Thursday, February 18, 2010

Shiny Brand New...

What innate joy life is when, from nowhere, you make a new friend; someone who you immediately click with. A shiny brand new chum who understands your humour and connects with you on every level. Who will practice hip hop moves with you in the drunken wee hours, who inspires you to try something new, who appreciates your love of vintage enamel pans and who will go for a walk with you on a grey wet Tuesday afternoon.

If food be the bonding of friendship – cook on.

What to cook your super shiny buddy on a very tight budget in the bleak mid-to-end winter. Sex on a plate; pan con tomate. Use fresh or day old French baguettes or sourdough toasted lightly under a grill. Meanwhile, with love and a glass on hand, finely dice some fresh juicy tomatoes, whatever fresh herbs you have in the garden go get some, either rosemary, mint, sage or parsley, finely slice and mix with the tomatoes. Peel a fat clove of garlic and rub all over the crispy golden toasted bread, sprinkle over some rock salt, generously place the tomatoes and herbs on top and finally drizzle on top vast amounts of fine olive oil – et viola. Enjoy as an hors d’oeuvre, as a sidedish with supper or whenever or wherever, as it is, indeed, delectable.

Moroccan aubergine salad, a flavoursome spicy dish that will wake up your taste buds during the fug of February. Slice your beautiful purple shining aubergine thickly, rub on some olive oil and grind pepper and salt over each slice, grill. When browned on both sides, remove and cut up into bite-sized chunks. Meanwhile, open a can of chickpeas or haricot beans rinse and tip into a gorgeous serving bowl. Finely slice a red onion, add to the dish along with the aubergine and some fresh coriander. In a jam jar shake up a spoonful of smoked paprika, ground cumin, fresh lemon juice, a drop of honey and some olive oil – shake and tip into the salad – gently mix the dressing with the ingredients.

These two wildly piquant and divine dishes are perfect served alongside a good fresh piece of white fish. Take your fish fillet – try haddock, cod, whiting or bass depending on your budget and the fisherman – wrap in a coat of foil, dropping a good splash of olive oil, white wine and salt and pepper inside, gently wrap and bake in a hot oven for 15-25 minutes.

Serve these three plates with a glass of cold crisp white wine, or chilled beer to your delicious new (or old buddies), sit back and relax, reveling in the sweet elixir of life; friends and simple food.


Thursday, February 4, 2010

Frost Bite

So January turns her head from us and sulks, as little elfin February laughs in our faces; you thought you had left Winter behind?…not yet my darlings, not quite yet…

Pancakes, Valentines, half-term….half-term? Again? More holidays, more? According to actual information from the internet, French school children have more holidays than any other nation on earth.
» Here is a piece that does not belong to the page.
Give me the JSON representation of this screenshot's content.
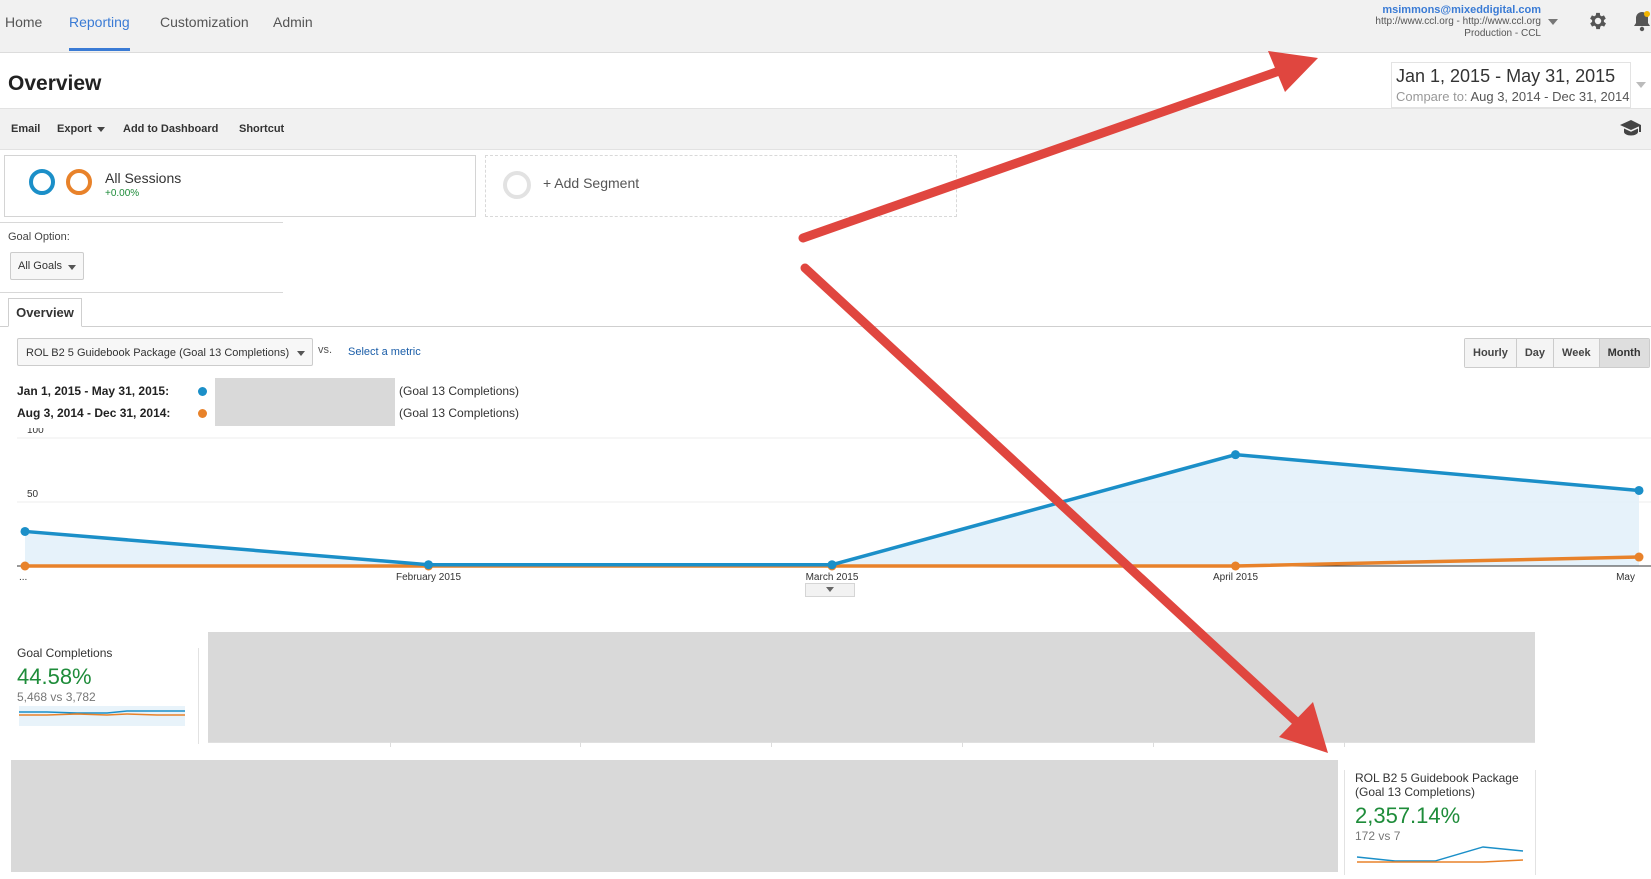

Two whole weeks I have looming ahead of me. Needless to say the majority of this term, thus far, and pre-Christmas I might add, has been spent with bugs galore. Sickness, diarrhoea, colds, headaches, sore throats, soaring temperatures and even bronchopneumonia. When, I ask, when will the children actually spend any time at school? Their French tongue leaves a lot to be desired.

On the menu today at l’ecole is: potage à la tomate, followed by escalope de porc and purée de carottes, then flan and, finally, petits gâteaux. You may well ask how E1.50 funds such delicacies for the children of these fields. I have no idea, I assume the chef has a good deal going with the varying farmers, whose children, I will add, attend the school…

Seasonal is of utmost importance here. You simply cannot purchase anything other than what is growing here in France. A good thing yes, but at times frustrating when you need to eat something other than potatoes or lettuce. I dream of the asparagus season, of sweet juicy melons of cherry tomatoes so sweet you can eat them like a bag of bon-bons.

My baskets of walnuts once so heavy with abundance, have just the last few knocking around at the bottom. My perfect Sunday treat is to shell them, along with our local hazelnuts, gently roast them, rub the skins off and sit them in a very short pastry crust, wide and shallow. Meanwhile make some honey caramel by melting sugar, honey, butter and cream, boiling until the caramel is golden and frothing then pour all over those sweet nuts and bake for 20minutes or so until you are left with a tart so delectable, so intense with flavour, strangers will offer you their hand just for a slight slice. I think my nuts have one more tart in them.